RECORDED DATA Block Start

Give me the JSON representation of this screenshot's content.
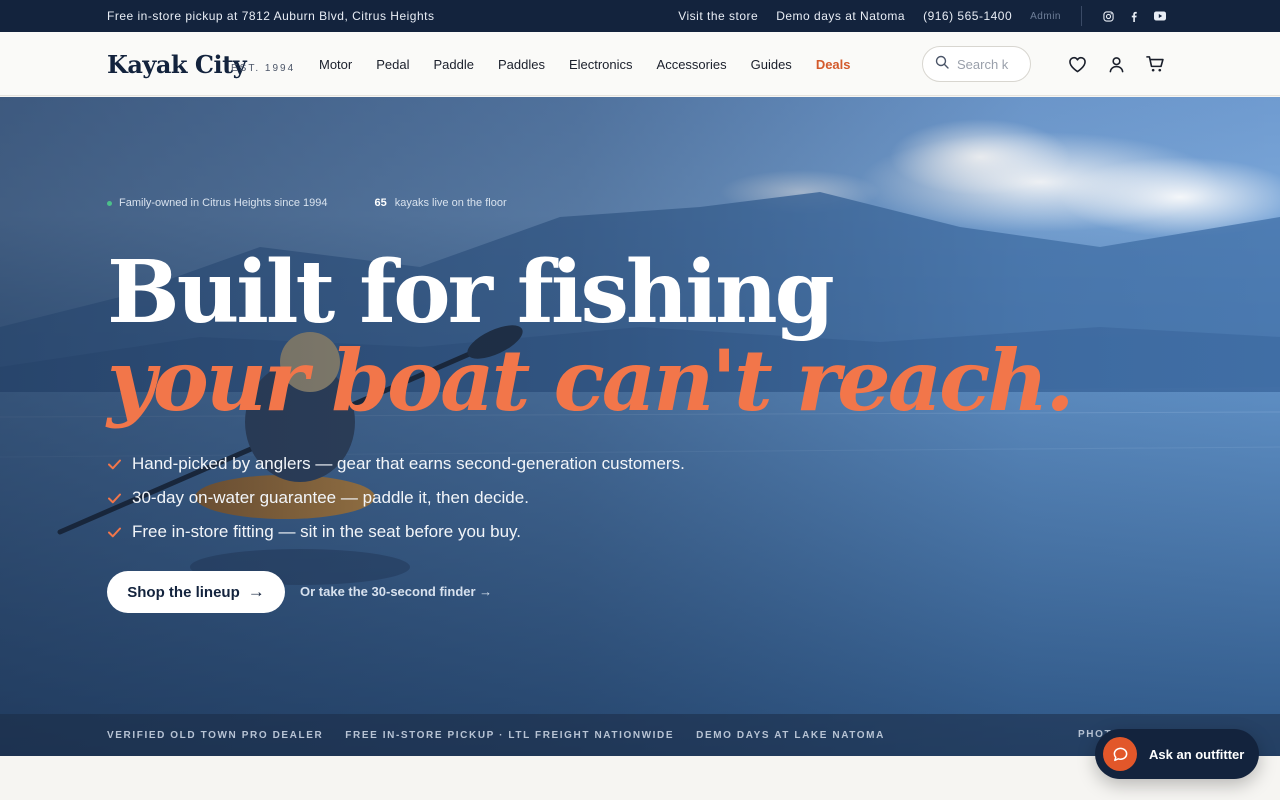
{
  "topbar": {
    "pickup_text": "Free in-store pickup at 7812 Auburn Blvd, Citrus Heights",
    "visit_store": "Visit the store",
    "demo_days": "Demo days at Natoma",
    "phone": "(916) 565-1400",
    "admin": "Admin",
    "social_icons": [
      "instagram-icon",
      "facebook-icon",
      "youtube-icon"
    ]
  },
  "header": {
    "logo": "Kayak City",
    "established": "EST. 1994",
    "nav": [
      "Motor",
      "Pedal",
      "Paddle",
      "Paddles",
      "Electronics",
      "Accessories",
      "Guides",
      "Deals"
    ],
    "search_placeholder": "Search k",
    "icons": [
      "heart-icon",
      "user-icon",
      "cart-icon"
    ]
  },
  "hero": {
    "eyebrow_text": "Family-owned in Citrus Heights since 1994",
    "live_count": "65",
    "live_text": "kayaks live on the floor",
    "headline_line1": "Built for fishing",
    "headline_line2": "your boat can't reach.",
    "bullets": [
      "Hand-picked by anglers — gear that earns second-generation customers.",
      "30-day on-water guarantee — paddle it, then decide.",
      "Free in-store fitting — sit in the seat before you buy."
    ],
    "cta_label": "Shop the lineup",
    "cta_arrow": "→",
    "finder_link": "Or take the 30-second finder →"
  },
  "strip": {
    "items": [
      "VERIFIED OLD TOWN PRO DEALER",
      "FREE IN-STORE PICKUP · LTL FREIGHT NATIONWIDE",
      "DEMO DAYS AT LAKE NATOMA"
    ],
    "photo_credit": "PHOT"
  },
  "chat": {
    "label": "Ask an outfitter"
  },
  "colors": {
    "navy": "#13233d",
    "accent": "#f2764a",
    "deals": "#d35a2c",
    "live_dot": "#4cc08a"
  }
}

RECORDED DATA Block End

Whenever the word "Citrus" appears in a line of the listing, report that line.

    "pickup_text": "Free in-store pickup at 7812 Auburn Blvd, Citrus Heights",
    "eyebrow_text": "Family-owned in Citrus Heights since 1994",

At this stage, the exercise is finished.